Achilles tendon rupture—Data published in Foot & Ankle International (online) suggest no significant difference in Achilles tendon total rupture score (ATRS) for patients treated surgically or nonsurgically. The researchers analyzed 132 patients (62 surgical, 70 nonsurgical) with minimum 2-year follow-up. They found no significant difference in ATRS between the surgical and nonsurgical management cohorts (mean 84.8 and 85.3, median 90 and 91, respectively) with identical rehabilitation programs of functional bracing. They also noted no significant difference in ATRS across treatment cohorts based on patient sex or age at time of injury.

Pain relief—Data published in the Canadian Medical Association Journal (October) suggest that ibuprofen may be preferred to morphine for pain relief in pediatric patients who have undergone minor outpatient orthopaedic surgery. The authors conducted a randomized controlled trial of 132 children aged 5 to 17 years, of whom 65 received morphine and 67 received ibuprofen. They found no significant difference in pain score across cohorts.
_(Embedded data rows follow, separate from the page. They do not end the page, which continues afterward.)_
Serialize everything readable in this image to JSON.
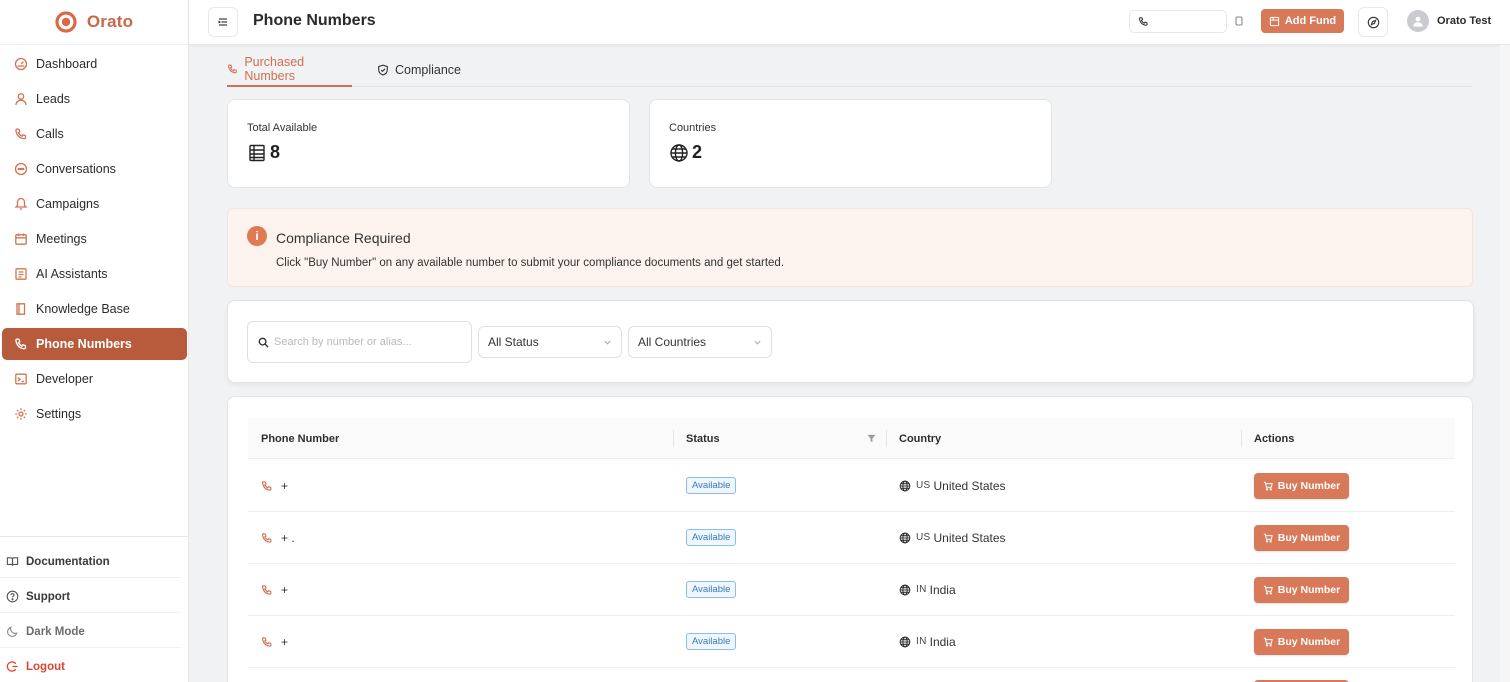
{
  "brand": {
    "name": "Orato"
  },
  "sidebar": {
    "items": [
      {
        "label": "Dashboard",
        "icon": "dashboard-icon",
        "active": false
      },
      {
        "label": "Leads",
        "icon": "user-icon",
        "active": false
      },
      {
        "label": "Calls",
        "icon": "phone-icon",
        "active": false
      },
      {
        "label": "Conversations",
        "icon": "chat-icon",
        "active": false
      },
      {
        "label": "Campaigns",
        "icon": "megaphone-icon",
        "active": false
      },
      {
        "label": "Meetings",
        "icon": "calendar-icon",
        "active": false
      },
      {
        "label": "AI Assistants",
        "icon": "assistant-icon",
        "active": false
      },
      {
        "label": "Knowledge Base",
        "icon": "book-icon",
        "active": false
      },
      {
        "label": "Phone Numbers",
        "icon": "phone-icon",
        "active": true
      },
      {
        "label": "Developer",
        "icon": "terminal-icon",
        "active": false
      },
      {
        "label": "Settings",
        "icon": "gear-icon",
        "active": false
      }
    ],
    "bottom": {
      "documentation": "Documentation",
      "support": "Support",
      "dark_mode": "Dark Mode",
      "logout": "Logout"
    }
  },
  "header": {
    "title": "Phone Numbers",
    "phone_value": "",
    "add_fund": "Add Fund",
    "user_name": "Orato Test"
  },
  "tabs": [
    {
      "label": "Purchased Numbers",
      "active": true
    },
    {
      "label": "Compliance",
      "active": false
    }
  ],
  "stats": {
    "total_label": "Total Available",
    "total_value": "8",
    "countries_label": "Countries",
    "countries_value": "2"
  },
  "banner": {
    "title": "Compliance Required",
    "description": "Click \"Buy Number\" on any available number to submit your compliance documents and get started."
  },
  "filters": {
    "search_placeholder": "Search by number or alias...",
    "status": "All Status",
    "country": "All Countries"
  },
  "table": {
    "columns": [
      "Phone Number",
      "Status",
      "Country",
      "Actions"
    ],
    "rows": [
      {
        "number": "+",
        "status": "Available",
        "code": "US",
        "country": "United States",
        "action": "Buy Number"
      },
      {
        "number": "+ .",
        "status": "Available",
        "code": "US",
        "country": "United States",
        "action": "Buy Number"
      },
      {
        "number": "+",
        "status": "Available",
        "code": "IN",
        "country": "India",
        "action": "Buy Number"
      },
      {
        "number": "+",
        "status": "Available",
        "code": "IN",
        "country": "India",
        "action": "Buy Number"
      }
    ]
  },
  "colors": {
    "accent": "#d8795a",
    "active_nav": "#b85b3d",
    "banner_bg": "#fdf3ee",
    "badge_blue": "#3a7ab8",
    "logout": "#d9472f"
  }
}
However, they noted adverse events in 45 (69 percent) of patients given morphine and 26 (39 percent) of patients given ibuprofen.

Acute knee injury—A study in the Orthopaedic Journal of Sports Medicine (online) suggests that clinicians who evaluate younger athletes with acute knee injury should be careful not to overlook possible intra-articular physeal fracture. The authors conducted a retrospective review of 49 patients aged 7 to 17 years who presented with intra-articular physeal fracture at one of three high-volume pediatric centers. They found that the initial diagnosis was missed in 39 percent of cases. The authors note that football was responsible for 50 percent of all injuries. Overall, 84 percent of fractures were Salter-Harris type III fractures, and of those, 88 percent involved the medial femoral condyle.